Fidelis 5k Race Report - Not as Mean as I Thought

I tend to think of myself as a grumpy competitor. Simply put, if you're in front of me during the race, I want to put you behind me. But maybe that's not always the case. After last week's Chicago Marathon, I took a solid 5 days off from running. Because I've been on an amazing streak of no injuries, I hadn't had a break that long in over a year. But with 2 marathons in the next 2 months, it seemed like the smart thing to do. But the problem with being a diabetic athlete is after a few days of not working out, your blood sugars start to creep higher. By the 4th day, you're doing a lot of correction boluses and by the 5th day, you either need to correct constantly or - if you're a pumper like me - be prepared to redo all of your basal rates. Or... jump back into running full stream with a 5k race on the 6th day. To be clear, you will never find any coach that recommends running a marathon, taking five days off and running a race right away. It's d

Race Report - Chicago Marathon

Yesterday, I posted about my awesome teammates at Team Type 1 and the great time we all had together in Chicago. But at the end of the day, we were all there to do some "road work" in Chicago, specifically 26.2 miles of it. As a precursor: I was coming off a 3:17:30 marathon in May. My training all summer and into the early fall had gone well, and I was hopeful that a 3:15 was well within my range and toyed with the idea of hooking up with the 3:10 pace group. As last week progressed, however, each day seemed to bring a higher predicted temperature. And while the conditions couldn't be called horrible, the temperature at the start was 64 - about 14 degrees higher than ideal. The night before the race, Brian Foster (another TT1 athlete) and I decided that given the temps, we'd aim for a 3:15. Both of us, I think, were too nervous about the weather to go for the 3:10. The 48 hours prior to the race were absolutely ideal for me - plenty of rest, plenty of food,

Chicago Marathon - The Post Before the Post

While I do have a race report coming (3:23 marathon in blah conditions), I first want to write about my Team Type 1 teammates.
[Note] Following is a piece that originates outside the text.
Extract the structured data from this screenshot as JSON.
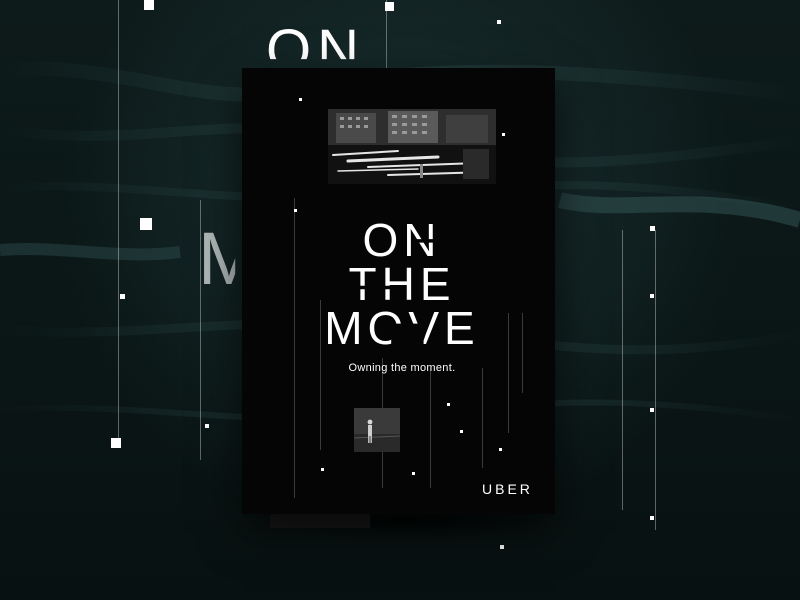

While the March event was a better race experience for many of us, the nature of this weekend allowed for infinitely more team bonding. Most of us got in Friday, which allowed ample time for the expo, pre-race chilling out and pretty much just being a bunch of marathoners who happen to have diabetes. The cast of characters for this crew was slightly different than the March one; some guys who were at the UltraFest weren't here and vice versa, but those I hadn't met before were just as awesome as the ones I had. So, because I have this thing for trying to learn whenever ever possible, here's what I learned from the Team Type 1 participants at the Chicago Marathon: 1) Ben Semeyn - It's about more than the workouts. The day before the marathon, Ben put on a "display" with an assorted list of torture tools I've seen in the back

Chicago Marathon 2011 - the Goals Post
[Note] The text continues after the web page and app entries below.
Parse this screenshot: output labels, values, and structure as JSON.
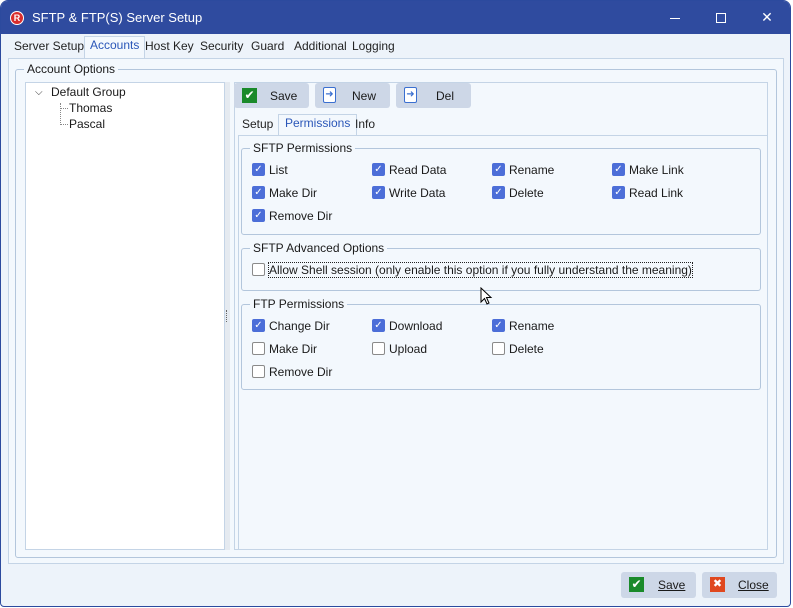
{
  "window": {
    "title": "SFTP & FTP(S) Server Setup",
    "app_icon_letter": "R",
    "controls": {
      "minimize": "",
      "maximize": "",
      "close": "✕"
    }
  },
  "tabs": [
    {
      "label": "Server Setup",
      "active": false
    },
    {
      "label": "Accounts",
      "active": true
    },
    {
      "label": "Host Key",
      "active": false
    },
    {
      "label": "Security",
      "active": false
    },
    {
      "label": "Guard",
      "active": false
    },
    {
      "label": "Additional",
      "active": false
    },
    {
      "label": "Logging",
      "active": false
    }
  ],
  "account_options": {
    "title": "Account Options",
    "tree": {
      "group": "Default Group",
      "chevron": "⌵",
      "users": [
        "Thomas",
        "Pascal"
      ]
    },
    "toolbar": {
      "save_label": "Save",
      "new_label": "New",
      "del_label": "Del",
      "check_glyph": "✔",
      "arrow_glyph": "➜"
    },
    "subtabs": [
      {
        "label": "Setup",
        "active": false
      },
      {
        "label": "Permissions",
        "active": true
      },
      {
        "label": "Info",
        "active": false
      }
    ],
    "sftp_permissions": {
      "title": "SFTP Permissions",
      "items": [
        {
          "label": "List",
          "checked": true
        },
        {
          "label": "Read Data",
          "checked": true
        },
        {
          "label": "Rename",
          "checked": true
        },
        {
          "label": "Make Link",
          "checked": true
        },
        {
          "label": "Make Dir",
          "checked": true
        },
        {
          "label": "Write Data",
          "checked": true
        },
        {
          "label": "Delete",
          "checked": true
        },
        {
          "label": "Read Link",
          "checked": true
        },
        {
          "label": "Remove Dir",
          "checked": true
        }
      ]
    },
    "sftp_advanced": {
      "title": "SFTP Advanced Options",
      "allow_shell": {
        "label": "Allow Shell session (only enable this option if you fully understand the meaning)",
        "checked": false
      }
    },
    "ftp_permissions": {
      "title": "FTP Permissions",
      "items": [
        {
          "label": "Change Dir",
          "checked": true
        },
        {
          "label": "Download",
          "checked": true
        },
        {
          "label": "Rename",
          "checked": true
        },
        {
          "label": "Make Dir",
          "checked": false
        },
        {
          "label": "Upload",
          "checked": false
        },
        {
          "label": "Delete",
          "checked": false
        },
        {
          "label": "Remove Dir",
          "checked": false
        }
      ]
    }
  },
  "footer": {
    "save_label": "Save",
    "close_label": "Close",
    "check_glyph": "✔",
    "close_glyph": "✖"
  },
  "check_mark": "✓"
}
So this Sunday I'll be running in the Chicago Marathon - my 6th marathon and 9th race of marathon distance or longer. My PR for the marathon distance is 3:17:30, set last May. Goal-wise, I'm tempted to go for a 3:10 (7:15 miles), but would happily settle for a 3:15 (7:27 miles). Realistically, I plan to let things shake out for a few miles and then settle into 7:15-7:20 pace and see what happens. Here are five reasons why I'll have a great race: 1.) Best long run build ever. I've done 7 twenty milers and 3 other 16-18 milers in this build. That's way more than I've done before. 2.) The Chicago Marathon course is the flattest, fastest course I've ever run. My PR came on a flat course, but it was a rail-trail course. Asphalt is faster than trail. 3.) 2011 has been an awesome year. While this past 4 month build has been good, the one in the Spring was also great. 4.) Team Type 1. My wife will tell you that the reason why the NJ Ultra Fest 50 Miler went